|Miguel Angelo Laporta Nicolelis|
| File:Nicolelis.jpg |
|Born||March 7, 1961|
São Paulo, Brazil
|Citizenship||File:Flag of Brazil.svg|
|Nationality||File:Flag of Brazil.svg|
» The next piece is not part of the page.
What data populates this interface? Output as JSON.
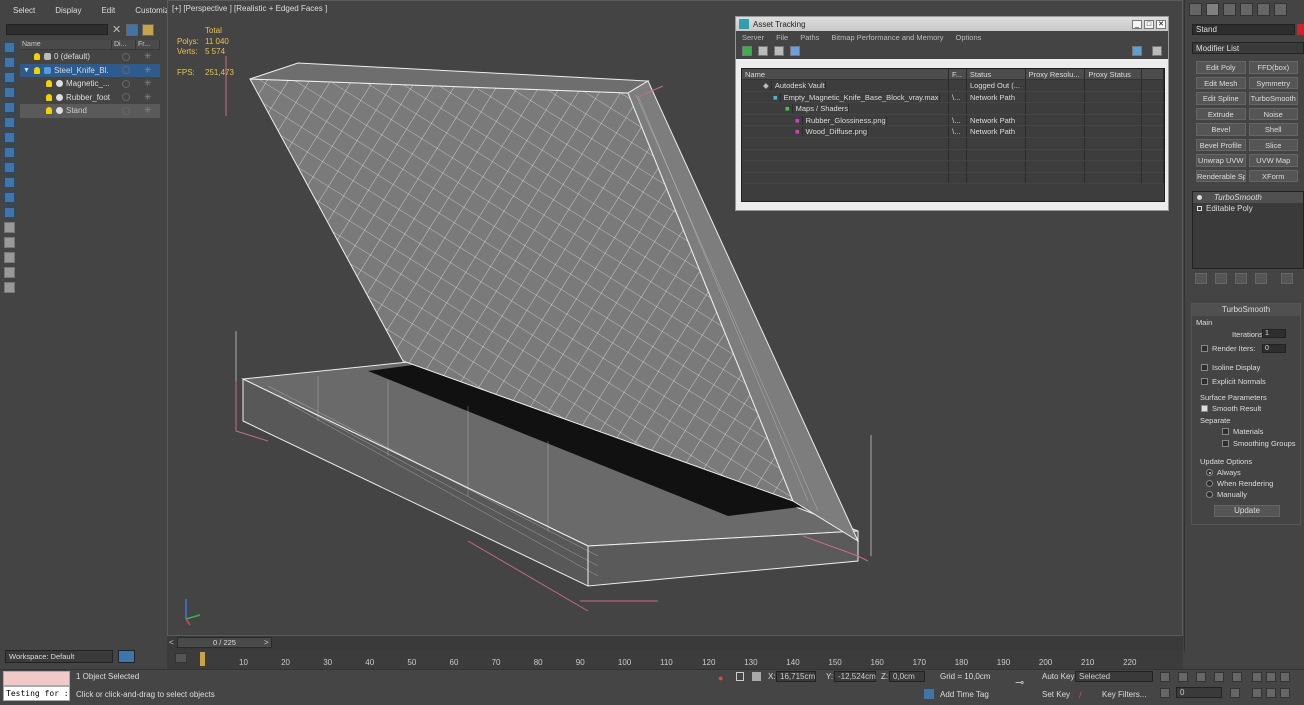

Miguel Angelo Laporta Nicolelis, MD, PhD, (São Paulo, March 7, 1961) is a Brazilian physician and scientist, best known for his pioneering work in "reading monkey thought". He and his colleagues implanted electrode arrays into a monkey's brain that were able to detect the monkey's motor intent and thus able to control reaching and grasping movements performed by a robotic arm. This was possible by decoding signals of hundreds of neurons recorded in volitional areas of the cerebral cortex while the monkey played with a hand-held joystick to move a shape in a video game. These signals were sent to the robot arm, which then mimicked the monkey's movements and thus controlled the game. After a while the monkey realised that thinking about moving the shape was enough and it no longer needed to move the joystick. So it let go of the joystick and controlled the game purely through thought. A system in which brain signals directly control an artificial actuator is commonly referred to as brain-machine interface or brain-computer interface.
On January 15, 2008, Dr. Nicolelis's lab saw a monkey implanted with a new BCI successfully control a robot walking on a treadmill in Kyoto, Japan. The monkey could see the robot, named CB, on a screen in front of him, and was rewarded for walking in sync with the robot (which was under the control of the monkey). After an hour the monkey's treadmill was turned off, but he was able to continue to direct the robot to walk normally for another few minutes, indicating that a part of the brain not sufficient to induce a motor response in the monkey had become dedicated to controlling the robot, as if it were an extension of itself.
Nicolelis received an M.D. degree from University of São Paulo Medical School in 1984. He got a Phd in 1988/89 at the Institute of Biomedical Science, University of São Paulo.
Currently, Nicolelis is a Professor of Neurobiology, Biomedical Engineering and Psychological and Brain Sciences, and he and Craig Henriquez, a Professor in Biomedical Engineering, serve as Co-Directors of the Center for Neuroengineering, Duke University Medical Center (since 2001).
In 2004, he was chosen by the journal Science as one of the 100 most influential scientists of the year. He also appears in the 2004 Scientific American listing of most influential research leaders of the year.
His mother, Giselda Laporta Nicolelis, is an important Brazilian writer of children's literature.
Selected Publications on Brain-Machine Interface Edit
- Lebedev, M.A., Carmena, J.M., O’Doherty, J.E., Zacksenhouse, M., Henriquez, C.S., Principe, J.C., Nicolelis, M.A.L. (2005) Cortical ensemble adaptation to represent actuators controlled by a brain machine interface. J. Neurosci. 25: 4681-4693.
- Santucci, D.M., Kralik, J.D., Lebedev , M.A., Nicolelis, M.A.L. (2005) Frontal and parietal cortical ensembles predict single-trial muscle activity during reaching movements. Eur. J. Neurosci., 22: 1529-1540.
- Carmena, J.M., Lebedev, M.A., Crist, R.E., O’Doherty, J.E., Santucci, D.M., Dimitrov, D.F., Patil, P.G., Henriquez, C.S., Nicolelis, M.A.L. (2003) Learning to control a brain-machine interface for reaching and grasping by primates. PLoS Biology, 1: 193-208.
- Nicolelis MA (2003) Brain-machine interfaces to restore motor function and probe neural circuits. Nat Rev Neurosci. 4: 417-422.
- Wessberg J, Stambaugh CR, Kralik JD, Beck PD, Laubach M, Chapin JK, Kim J, Biggs SJ, Srinivasan MA, Nicolelis MA. (2000) Real-time prediction of hand trajectory by ensembles of cortical neurons in primates. Nature 16: 361-365.
Additional references Edit
- Nicolelis Lab
- CV and awards
- New Scientist 2003
- New Scientist 2004
- International Institute for Neuroscience of Natal (IINN)pt:Miguel Nicolelis